  • Visual Indicator – Fail. There is no visible indicator for the answer selected or any other button on this slide.
  • Submit Button – Pass.
  • Slide Exit – Fail. I could not progress. JAWS repeatedly said, “There are no span elements on this page.”

Captivate 2017 + JAWS 2019

  • Screen Reading – Partial Pass. I had to press the down arrow repeatedly to read slide content.
  • Feedback Reading – Partial pass. The feedback read if I pressed the down arrow.
  • Keyboard Navigation – Fail. I had to tab to the block of answers, then switch to arrow keys to navigate them. This change is confusing, especially if you can’t see the screen.
  • Visual Indicator – Partial pass. Visually indicates when you are at the block of answers but not which answer you selected. The Submit button has a clear visual indicator.
  • Submit Button – Fail. Had to use Shift + Enter to activate.
  • Slide Exit – Fail. I could not progress. JAWS repeatedly said, “There are no span elements on this page.”

Captivate 2019 + JAWS 2019

  • Screen Reading – Partial Pass.
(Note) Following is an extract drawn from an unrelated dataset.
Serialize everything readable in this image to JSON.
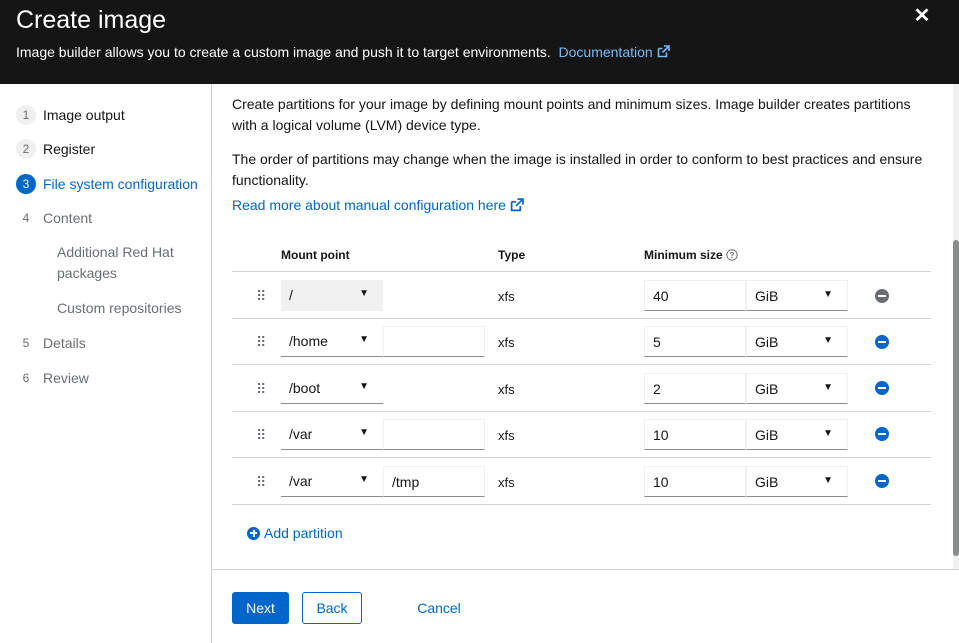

Read well, but read the choices before I navigated to them.
  • Feedback Reading – Partial pass. The feedback read if I pressed the down arrow.
  • Keyboard Navigation – Fail. I had to tab to the block of answers, then switch to arrow keys to navigate them. This change is confusing, especially if you can’t see the screen.
  • Visual Indicator – Partial pass. Visually indicates when you are at the block of answers but not which answer you selected. The Submit button has a clear visual indicator.
  • Submit Button – Pass.
  • Slide Exit – Fail. I could not progress. JAWS repeatedly said, “There are no span elements on this page.”

Of these, Captivate 2019 performed the best, but that is faint praise. The quiz slides remain unusable from an accessibility point-of-view.

Other Tests

These are other items that I either did not focus on heavily in my testing or are specific to particular versions of Captivate.

  • Widgets and Interactions – I did not exhaustively test these. The few that I did had problems either with the screen reader, keyboard navigation, or both.
  • Interactive Video – I could get through an interactive video in Captivate 2019 as long as I avoided built-in quiz slides. However, using custom buttons can generate a lot of false reads. Proceed with caution.
  • VR/360º Slides – These are specific to Captivate 2019 and are entirely inaccessible for keyboard users.

Conclusion

Captivate 2019 is an overall improvement in terms of accessibility with JAWS. Compatibility with JAWS is crucial because it is still the most popular screen reader globally, and it dominates the United States government sector. Adobe has a long way to go before eLearning developers can have confidence their modules will provide a good experience to disabled learners.

Here are some things I’d like to see:

  • Output standards-compliant HTML.
  • Output real text. Captivate outputs text as images. Using actual text will greatly help screen readers.
  • Deprecate or replace interactions that don’t work with keyboard navigation.
  • Use ARIA tagging for interactive elements.

If you are developing eLearning modules in Captivate, don’t just assume accessibility works. Use a freely available screen reader like NVDA for Windows or VoiceOver on macOS. Then close your eyes and see if you can navigate your module. See where you can make improvements, research, and ask for help.

Remember that accessibility may affect only a small percentage of your learners, but those efforts affect 100% of how they interact with your products.